Nutrition is the science that deals with food and how the body uses it. Food supplies energy, which people need to perform certain actions. Food also provides substances the body needs to build and repair its tissues and to regulate its organs and organ systems.
Food provides certain chemical substances needed for a person to maintain good health. These substances are called nutrients. Nutrients perform three important functions. They provide for building, repairing, or maintaining body tissues. They help regulate body processes and serve as fuel to provide energy. The body needs energy to maintain all its functions.
The amount of energy varies for every person. A person who plays sports needs more calories than someone who does little physical work. Children need more calories than their size would indicate because they are growing. Pregnant women need extra calories to provide enough nutrients for a healthy baby.
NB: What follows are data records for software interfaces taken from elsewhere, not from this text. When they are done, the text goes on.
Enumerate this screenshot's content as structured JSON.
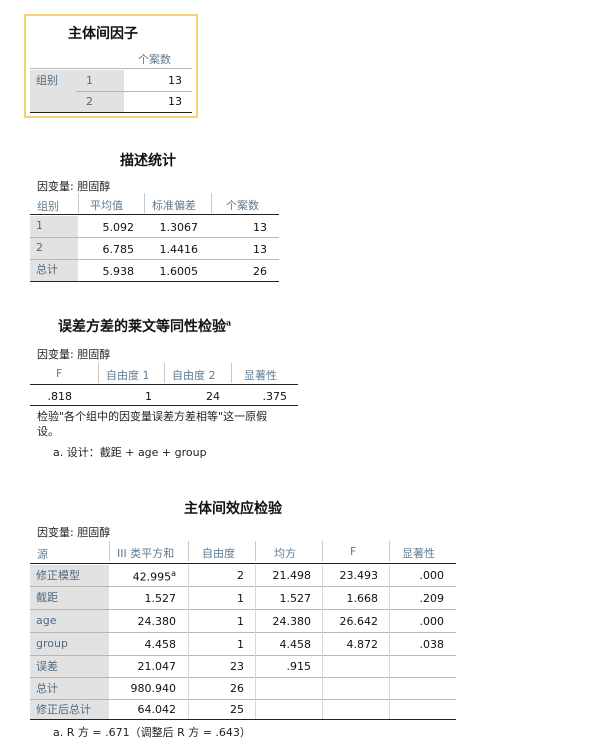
{
  "t1": {
    "title": "主体间因子",
    "col_header": "个案数",
    "row_group_label": "组别",
    "rows": [
      {
        "level": "1",
        "n": "13"
      },
      {
        "level": "2",
        "n": "13"
      }
    ]
  },
  "t2": {
    "title": "描述统计",
    "dep_var": "因变量:   胆固醇",
    "headers": [
      "组别",
      "平均值",
      "标准偏差",
      "个案数"
    ],
    "rows": [
      {
        "label": "1",
        "mean": "5.092",
        "sd": "1.3067",
        "n": "13"
      },
      {
        "label": "2",
        "mean": "6.785",
        "sd": "1.4416",
        "n": "13"
      },
      {
        "label": "总计",
        "mean": "5.938",
        "sd": "1.6005",
        "n": "26"
      }
    ]
  },
  "t3": {
    "title": "误差方差的莱文等同性检验",
    "title_sup": "a",
    "dep_var": "因变量:   胆固醇",
    "headers": [
      "F",
      "自由度 1",
      "自由度 2",
      "显著性"
    ],
    "row": {
      "f": ".818",
      "df1": "1",
      "df2": "24",
      "sig": ".375"
    },
    "note1": "检验\"各个组中的因变量误差方差相等\"这一原假",
    "note2": "设。",
    "footnote": "a. 设计：截距 + age + group"
  },
  "t4": {
    "title": "主体间效应检验",
    "dep_var": "因变量:   胆固醇",
    "headers": [
      "源",
      "III 类平方和",
      "自由度",
      "均方",
      "F",
      "显著性"
    ],
    "rows": [
      {
        "source": "修正模型",
        "ss": "42.995",
        "ss_sup": "a",
        "df": "2",
        "ms": "21.498",
        "f": "23.493",
        "sig": ".000"
      },
      {
        "source": "截距",
        "ss": "1.527",
        "ss_sup": "",
        "df": "1",
        "ms": "1.527",
        "f": "1.668",
        "sig": ".209"
      },
      {
        "source": "age",
        "ss": "24.380",
        "ss_sup": "",
        "df": "1",
        "ms": "24.380",
        "f": "26.642",
        "sig": ".000"
      },
      {
        "source": "group",
        "ss": "4.458",
        "ss_sup": "",
        "df": "1",
        "ms": "4.458",
        "f": "4.872",
        "sig": ".038"
      },
      {
        "source": "误差",
        "ss": "21.047",
        "ss_sup": "",
        "df": "23",
        "ms": ".915",
        "f": "",
        "sig": ""
      },
      {
        "source": "总计",
        "ss": "980.940",
        "ss_sup": "",
        "df": "26",
        "ms": "",
        "f": "",
        "sig": ""
      },
      {
        "source": "修正后总计",
        "ss": "64.042",
        "ss_sup": "",
        "df": "25",
        "ms": "",
        "f": "",
        "sig": ""
      }
    ],
    "footnote": "a. R 方 = .671（调整后 R 方 = .643）"
  },
  "colors": {
    "highlight_border": "#f2d272",
    "row_label_bg": "#e2e2e2",
    "header_text": "#5f7a8f"
  }
}
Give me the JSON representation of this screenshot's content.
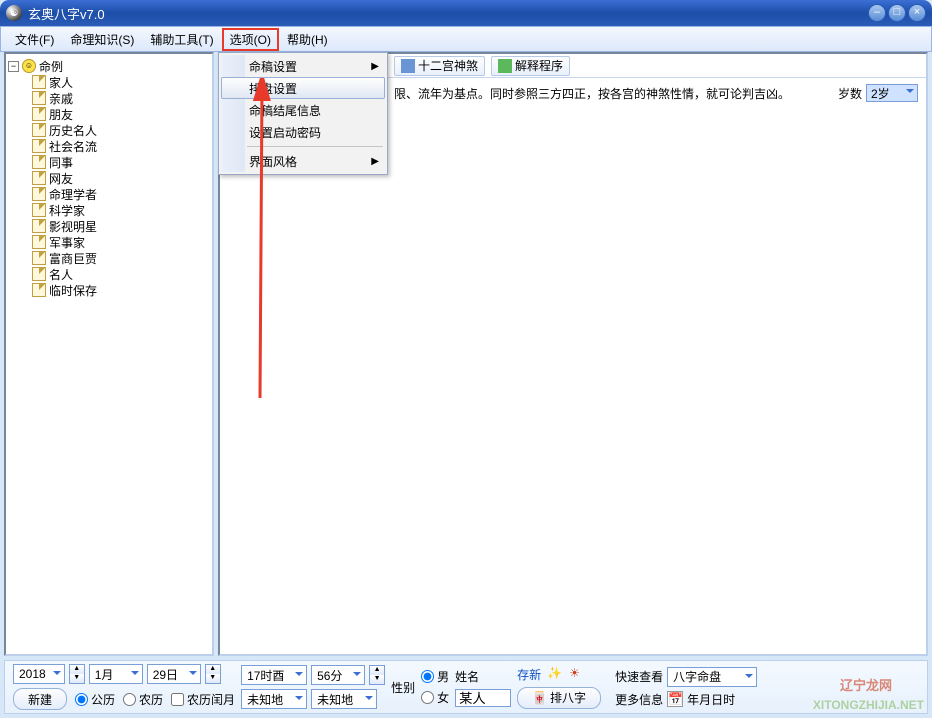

The foods we eat contain thousands of different chemicals.
Our body needs only a few dozen of these chemicals in order to stay healthy. Nutrients are divided into six main groups. They are water, carbohydrates, fats, proteins, minerals, and vitamins. Water carbohydrates, fats, and proteins are called macronutrients. The body needs these four nutrients in large amounts.
Minerals and vitamins are called micronutrients. The body needs only small amounts of these nutrients. Water is the most important nutrient. Water is needed in great amounts because the body consists largely of water; 50 and 75 percent of a person’s body weight is made up of water.
The body needs water to carry out all of its life processes. Water dissolves other nutrients to carry them to all of the tissues. The body also needs water to carry away waste products and to cool itself. Adults should drink about 2 1/2 quarts of water every day. The carbohydrates, fats, and proteins have nutrients which provide energy.
Carbohydrates include all sugars and starches. They are the main source of energy for living things. There are two types of carbohydrates, simple and complex. Simple carbohydrates include sugars and have a simple molecular structure. Complex carbohydrates include starches and have a larger and more complicated molecular structure.
Fats are a source of energy. All fats are composed of an alcohol called glycerol and fatty acids. A fatty acid consists of a chain of carbon atoms. There are three types of fatty acids.
They are saturated, monounsaturated, and polysaturated. Proteins are one of the main building materials for the body. Skin, cartilage, muscle, and hair are made up of proteins. Protein also contains enzymes which speed up chemical reactions.
Cells could not function without enzymes. Proteins also serve as hormones (chemical messengers) and as antibodies (disease fighting chemicals). Proteins are large molecules made up of smaller units called amino acids. The body must have twenty amino acids. It can produce eleven of them in sufficient amounts.
The nine others are called essential amino acids. The body cannot make these amino acids. They must come from food. The best sources of protein are cheese, eggs, lean meat, fish, and milk. The proteins in these foods are called complete proteins because they contain adequate amounts of all the essential amino acids.
Cereal grains, legumes (plants of the pea family), vegetables, and nuts also supply proteins to the body. These proteins are called incomplete proteins because they do not have adequate amounts of one or more of the essential amino acids. Although the vitamins and minerals are only needed in small amounts, they are still important to the body. Minerals are needed for growth, to maintain tissues, to regulate body functions, and maintenance of body structures. Minerals are inorganic compounds.
that are not created by living things. The required minerals are calcium, magnesium, phosphorus chlorine, potassium, sodium, and sulfur. Calcium, magnesium, and phosphorus are important for the bones and the teeth. Calcium, which is mostly found in milk products, is also necessary for blood clotting. Cereals and meats provide phosphorus. Whole grain cereals, nuts, and lettuce, are good sources of magnesium.
Vitamins regulate chemical reactions by which the body converts food into energy and tissues. There are 13 vitamins. The main vitamins are A, B-1, B-2, B-12, C, D, E, and K. Vitamin A .